§ Input records
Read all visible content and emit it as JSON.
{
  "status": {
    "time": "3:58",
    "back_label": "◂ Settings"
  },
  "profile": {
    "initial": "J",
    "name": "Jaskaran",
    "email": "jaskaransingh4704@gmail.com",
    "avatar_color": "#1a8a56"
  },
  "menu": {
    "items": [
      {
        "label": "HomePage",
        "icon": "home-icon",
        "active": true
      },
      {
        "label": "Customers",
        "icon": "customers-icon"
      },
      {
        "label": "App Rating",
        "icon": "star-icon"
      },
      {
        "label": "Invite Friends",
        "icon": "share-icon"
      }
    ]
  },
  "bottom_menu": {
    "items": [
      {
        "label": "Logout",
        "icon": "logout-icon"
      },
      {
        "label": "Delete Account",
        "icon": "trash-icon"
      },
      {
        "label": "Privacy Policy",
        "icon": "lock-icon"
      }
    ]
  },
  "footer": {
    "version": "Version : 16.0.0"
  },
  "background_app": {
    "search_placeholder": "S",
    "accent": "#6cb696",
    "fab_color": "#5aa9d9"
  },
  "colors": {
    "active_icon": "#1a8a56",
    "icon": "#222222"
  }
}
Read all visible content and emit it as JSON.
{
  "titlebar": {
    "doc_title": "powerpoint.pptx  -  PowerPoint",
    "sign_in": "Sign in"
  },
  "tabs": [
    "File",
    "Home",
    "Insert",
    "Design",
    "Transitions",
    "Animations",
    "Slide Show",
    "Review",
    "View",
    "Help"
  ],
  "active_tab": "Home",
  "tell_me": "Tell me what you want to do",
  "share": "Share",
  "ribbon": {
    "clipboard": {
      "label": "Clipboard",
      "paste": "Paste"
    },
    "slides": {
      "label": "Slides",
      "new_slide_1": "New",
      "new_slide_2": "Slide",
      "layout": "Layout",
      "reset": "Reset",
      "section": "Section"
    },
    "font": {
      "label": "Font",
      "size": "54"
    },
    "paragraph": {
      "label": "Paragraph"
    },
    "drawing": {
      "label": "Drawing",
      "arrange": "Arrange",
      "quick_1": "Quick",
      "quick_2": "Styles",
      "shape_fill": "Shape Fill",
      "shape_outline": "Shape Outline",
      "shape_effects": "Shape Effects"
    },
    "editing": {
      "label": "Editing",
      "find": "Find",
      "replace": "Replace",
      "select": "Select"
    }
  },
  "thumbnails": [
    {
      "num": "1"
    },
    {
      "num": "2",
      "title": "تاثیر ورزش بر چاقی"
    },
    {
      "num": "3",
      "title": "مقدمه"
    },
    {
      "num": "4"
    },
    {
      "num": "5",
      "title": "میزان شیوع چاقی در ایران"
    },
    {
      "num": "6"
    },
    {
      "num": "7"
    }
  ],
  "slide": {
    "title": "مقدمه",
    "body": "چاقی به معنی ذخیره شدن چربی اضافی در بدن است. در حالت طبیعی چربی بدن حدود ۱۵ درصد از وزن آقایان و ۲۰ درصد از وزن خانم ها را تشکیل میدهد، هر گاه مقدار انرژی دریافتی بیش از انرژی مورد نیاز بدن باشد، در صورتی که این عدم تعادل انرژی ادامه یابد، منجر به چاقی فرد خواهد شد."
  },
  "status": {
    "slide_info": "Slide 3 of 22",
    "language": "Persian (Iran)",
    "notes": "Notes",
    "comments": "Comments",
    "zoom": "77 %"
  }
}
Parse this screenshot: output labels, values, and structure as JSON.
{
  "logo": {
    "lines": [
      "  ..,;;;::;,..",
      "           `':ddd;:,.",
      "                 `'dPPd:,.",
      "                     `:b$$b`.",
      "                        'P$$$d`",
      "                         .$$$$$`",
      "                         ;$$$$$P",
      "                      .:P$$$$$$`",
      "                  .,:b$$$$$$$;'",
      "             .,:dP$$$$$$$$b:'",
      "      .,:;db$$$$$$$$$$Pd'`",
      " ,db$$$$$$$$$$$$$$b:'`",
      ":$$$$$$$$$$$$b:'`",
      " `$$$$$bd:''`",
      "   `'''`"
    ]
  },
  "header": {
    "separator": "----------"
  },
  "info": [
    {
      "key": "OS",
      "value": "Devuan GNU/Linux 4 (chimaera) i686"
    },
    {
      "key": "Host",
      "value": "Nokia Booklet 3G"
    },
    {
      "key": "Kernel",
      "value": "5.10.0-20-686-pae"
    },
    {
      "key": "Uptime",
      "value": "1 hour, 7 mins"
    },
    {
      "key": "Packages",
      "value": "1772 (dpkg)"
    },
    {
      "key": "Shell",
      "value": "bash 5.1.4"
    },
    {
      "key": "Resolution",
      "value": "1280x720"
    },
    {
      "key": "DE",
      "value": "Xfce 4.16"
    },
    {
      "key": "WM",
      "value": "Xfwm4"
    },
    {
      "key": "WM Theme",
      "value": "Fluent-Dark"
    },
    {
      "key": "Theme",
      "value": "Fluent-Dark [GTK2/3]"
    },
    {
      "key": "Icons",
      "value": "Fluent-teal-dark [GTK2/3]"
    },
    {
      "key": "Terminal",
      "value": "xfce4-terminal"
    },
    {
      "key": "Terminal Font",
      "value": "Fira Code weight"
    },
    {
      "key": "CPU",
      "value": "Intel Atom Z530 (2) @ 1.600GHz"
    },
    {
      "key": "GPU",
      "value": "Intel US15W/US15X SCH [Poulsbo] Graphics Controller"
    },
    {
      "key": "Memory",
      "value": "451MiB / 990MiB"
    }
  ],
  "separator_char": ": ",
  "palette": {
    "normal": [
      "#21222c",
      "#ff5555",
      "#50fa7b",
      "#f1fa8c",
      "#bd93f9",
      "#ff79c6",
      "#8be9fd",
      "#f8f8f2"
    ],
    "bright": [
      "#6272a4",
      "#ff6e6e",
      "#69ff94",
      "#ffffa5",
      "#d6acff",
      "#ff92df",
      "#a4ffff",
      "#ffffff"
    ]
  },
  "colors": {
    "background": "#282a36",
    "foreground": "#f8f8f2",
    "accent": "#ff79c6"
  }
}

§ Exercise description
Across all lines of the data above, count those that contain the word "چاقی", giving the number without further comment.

§ Solved problem
3